__HOW TO COMPLETE THIS TASK__
In the records below, find the lines that include "Help" and copy each.

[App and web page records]
· · · · · · ·

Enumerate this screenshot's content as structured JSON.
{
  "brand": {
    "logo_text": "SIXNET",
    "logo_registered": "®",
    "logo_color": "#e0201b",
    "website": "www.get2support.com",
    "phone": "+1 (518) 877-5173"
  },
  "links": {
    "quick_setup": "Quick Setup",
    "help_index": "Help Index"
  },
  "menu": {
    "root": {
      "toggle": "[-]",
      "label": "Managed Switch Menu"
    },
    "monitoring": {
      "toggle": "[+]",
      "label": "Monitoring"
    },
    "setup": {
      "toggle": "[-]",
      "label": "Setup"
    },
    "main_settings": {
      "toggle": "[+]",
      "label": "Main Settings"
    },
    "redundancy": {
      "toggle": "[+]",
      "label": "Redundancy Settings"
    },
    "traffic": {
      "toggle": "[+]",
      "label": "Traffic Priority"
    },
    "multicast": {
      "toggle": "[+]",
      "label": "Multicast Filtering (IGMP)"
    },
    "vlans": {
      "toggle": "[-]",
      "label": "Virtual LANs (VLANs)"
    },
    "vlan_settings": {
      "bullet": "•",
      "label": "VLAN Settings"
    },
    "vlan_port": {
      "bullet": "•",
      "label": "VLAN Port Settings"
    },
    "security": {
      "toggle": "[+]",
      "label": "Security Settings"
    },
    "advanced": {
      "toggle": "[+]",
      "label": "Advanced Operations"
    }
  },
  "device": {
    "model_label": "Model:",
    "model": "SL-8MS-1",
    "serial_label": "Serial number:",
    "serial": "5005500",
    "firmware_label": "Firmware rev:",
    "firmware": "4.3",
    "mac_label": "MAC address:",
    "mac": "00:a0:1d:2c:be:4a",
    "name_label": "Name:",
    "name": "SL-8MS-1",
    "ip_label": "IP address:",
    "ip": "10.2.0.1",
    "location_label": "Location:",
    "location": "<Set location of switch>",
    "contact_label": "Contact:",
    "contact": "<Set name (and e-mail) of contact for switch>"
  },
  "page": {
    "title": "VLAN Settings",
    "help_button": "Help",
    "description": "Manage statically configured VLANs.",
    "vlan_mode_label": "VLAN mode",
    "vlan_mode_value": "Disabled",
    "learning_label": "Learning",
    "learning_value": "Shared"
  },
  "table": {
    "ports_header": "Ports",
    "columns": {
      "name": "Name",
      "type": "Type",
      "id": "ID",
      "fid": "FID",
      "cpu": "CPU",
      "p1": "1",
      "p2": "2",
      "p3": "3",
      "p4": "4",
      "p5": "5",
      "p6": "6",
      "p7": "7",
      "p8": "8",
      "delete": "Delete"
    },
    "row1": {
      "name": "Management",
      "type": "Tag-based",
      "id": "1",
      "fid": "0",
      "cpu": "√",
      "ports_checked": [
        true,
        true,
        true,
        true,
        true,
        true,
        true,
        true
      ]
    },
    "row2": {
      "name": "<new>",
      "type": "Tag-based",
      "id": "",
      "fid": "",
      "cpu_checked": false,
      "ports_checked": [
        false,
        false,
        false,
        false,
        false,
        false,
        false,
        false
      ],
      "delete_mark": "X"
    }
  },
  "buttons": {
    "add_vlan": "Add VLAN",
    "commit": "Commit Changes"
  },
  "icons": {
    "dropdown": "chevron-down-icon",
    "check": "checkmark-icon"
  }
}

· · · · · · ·

__COMPLETED TASK__
    "help_index": "Help Index"
    "help_button": "Help",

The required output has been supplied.